## Task instructions
Reproduce the entries that follow exactly, dropping each image.

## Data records
....
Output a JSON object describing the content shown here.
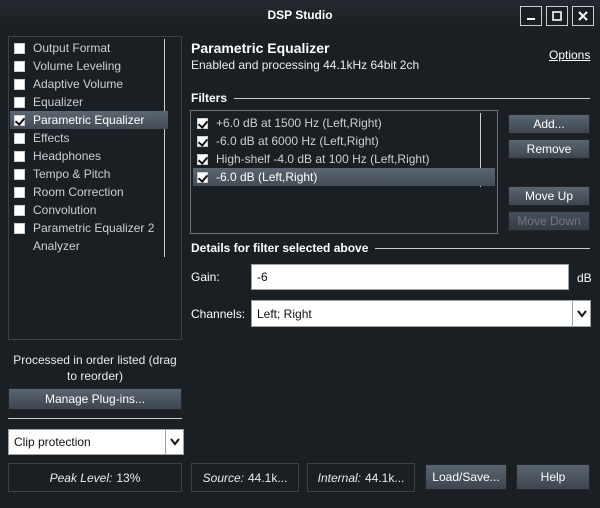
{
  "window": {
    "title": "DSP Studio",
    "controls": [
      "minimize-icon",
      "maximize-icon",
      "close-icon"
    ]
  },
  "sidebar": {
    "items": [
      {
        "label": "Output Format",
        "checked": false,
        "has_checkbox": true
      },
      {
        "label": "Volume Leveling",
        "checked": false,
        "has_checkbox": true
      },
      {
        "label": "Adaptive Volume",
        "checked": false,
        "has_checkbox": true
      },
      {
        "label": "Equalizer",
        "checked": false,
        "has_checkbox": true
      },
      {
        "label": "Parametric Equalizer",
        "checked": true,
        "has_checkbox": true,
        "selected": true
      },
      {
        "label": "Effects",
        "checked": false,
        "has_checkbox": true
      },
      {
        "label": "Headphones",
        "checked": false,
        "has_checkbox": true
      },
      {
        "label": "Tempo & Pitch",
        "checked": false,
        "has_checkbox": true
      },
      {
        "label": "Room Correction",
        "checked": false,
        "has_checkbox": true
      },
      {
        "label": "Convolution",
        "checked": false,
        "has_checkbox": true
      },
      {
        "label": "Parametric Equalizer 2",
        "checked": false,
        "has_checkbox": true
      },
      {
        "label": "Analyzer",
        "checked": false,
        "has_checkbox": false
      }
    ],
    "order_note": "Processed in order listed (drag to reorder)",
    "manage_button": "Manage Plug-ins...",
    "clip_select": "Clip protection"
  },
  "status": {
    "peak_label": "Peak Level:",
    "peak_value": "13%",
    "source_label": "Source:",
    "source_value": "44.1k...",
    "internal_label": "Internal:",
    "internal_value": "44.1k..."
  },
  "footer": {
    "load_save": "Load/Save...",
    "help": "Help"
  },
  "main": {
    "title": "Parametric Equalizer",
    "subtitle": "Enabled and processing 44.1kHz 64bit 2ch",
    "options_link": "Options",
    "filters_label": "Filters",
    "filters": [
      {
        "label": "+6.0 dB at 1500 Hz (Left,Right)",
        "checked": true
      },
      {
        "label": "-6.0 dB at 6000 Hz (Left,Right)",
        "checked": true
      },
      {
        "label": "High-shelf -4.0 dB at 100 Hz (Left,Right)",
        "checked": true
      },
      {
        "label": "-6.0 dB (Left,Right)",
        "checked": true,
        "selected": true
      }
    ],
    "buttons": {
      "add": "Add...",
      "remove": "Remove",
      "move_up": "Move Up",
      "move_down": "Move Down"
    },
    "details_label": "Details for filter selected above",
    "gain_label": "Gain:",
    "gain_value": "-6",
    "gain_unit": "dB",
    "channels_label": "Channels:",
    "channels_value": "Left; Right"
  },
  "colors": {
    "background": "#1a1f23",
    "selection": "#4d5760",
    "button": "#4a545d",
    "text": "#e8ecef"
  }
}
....
## Solution to this exercise
Output a JSON object describing the content shown here.
{
  "window": {
    "title": "DSP Studio",
    "controls": [
      "minimize-icon",
      "maximize-icon",
      "close-icon"
    ]
  },
  "sidebar": {
    "items": [
      {
        "label": "Output Format",
        "checked": false,
        "has_checkbox": true
      },
      {
        "label": "Volume Leveling",
        "checked": false,
        "has_checkbox": true
      },
      {
        "label": "Adaptive Volume",
        "checked": false,
        "has_checkbox": true
      },
      {
        "label": "Equalizer",
        "checked": false,
        "has_checkbox": true
      },
      {
        "label": "Parametric Equalizer",
        "checked": true,
        "has_checkbox": true,
        "selected": true
      },
      {
        "label": "Effects",
        "checked": false,
        "has_checkbox": true
      },
      {
        "label": "Headphones",
        "checked": false,
        "has_checkbox": true
      },
      {
        "label": "Tempo & Pitch",
        "checked": false,
        "has_checkbox": true
      },
      {
        "label": "Room Correction",
        "checked": false,
        "has_checkbox": true
      },
      {
        "label": "Convolution",
        "checked": false,
        "has_checkbox": true
      },
      {
        "label": "Parametric Equalizer 2",
        "checked": false,
        "has_checkbox": true
      },
      {
        "label": "Analyzer",
        "checked": false,
        "has_checkbox": false
      }
    ],
    "order_note": "Processed in order listed (drag to reorder)",
    "manage_button": "Manage Plug-ins...",
    "clip_select": "Clip protection"
  },
  "status": {
    "peak_label": "Peak Level:",
    "peak_value": "13%",
    "source_label": "Source:",
    "source_value": "44.1k...",
    "internal_label": "Internal:",
    "internal_value": "44.1k..."
  },
  "footer": {
    "load_save": "Load/Save...",
    "help": "Help"
  },
  "main": {
    "title": "Parametric Equalizer",
    "subtitle": "Enabled and processing 44.1kHz 64bit 2ch",
    "options_link": "Options",
    "filters_label": "Filters",
    "filters": [
      {
        "label": "+6.0 dB at 1500 Hz (Left,Right)",
        "checked": true
      },
      {
        "label": "-6.0 dB at 6000 Hz (Left,Right)",
        "checked": true
      },
      {
        "label": "High-shelf -4.0 dB at 100 Hz (Left,Right)",
        "checked": true
      },
      {
        "label": "-6.0 dB (Left,Right)",
        "checked": true,
        "selected": true
      }
    ],
    "buttons": {
      "add": "Add...",
      "remove": "Remove",
      "move_up": "Move Up",
      "move_down": "Move Down"
    },
    "details_label": "Details for filter selected above",
    "gain_label": "Gain:",
    "gain_value": "-6",
    "gain_unit": "dB",
    "channels_label": "Channels:",
    "channels_value": "Left; Right"
  },
  "colors": {
    "background": "#1a1f23",
    "selection": "#4d5760",
    "button": "#4a545d",
    "text": "#e8ecef"
  }
}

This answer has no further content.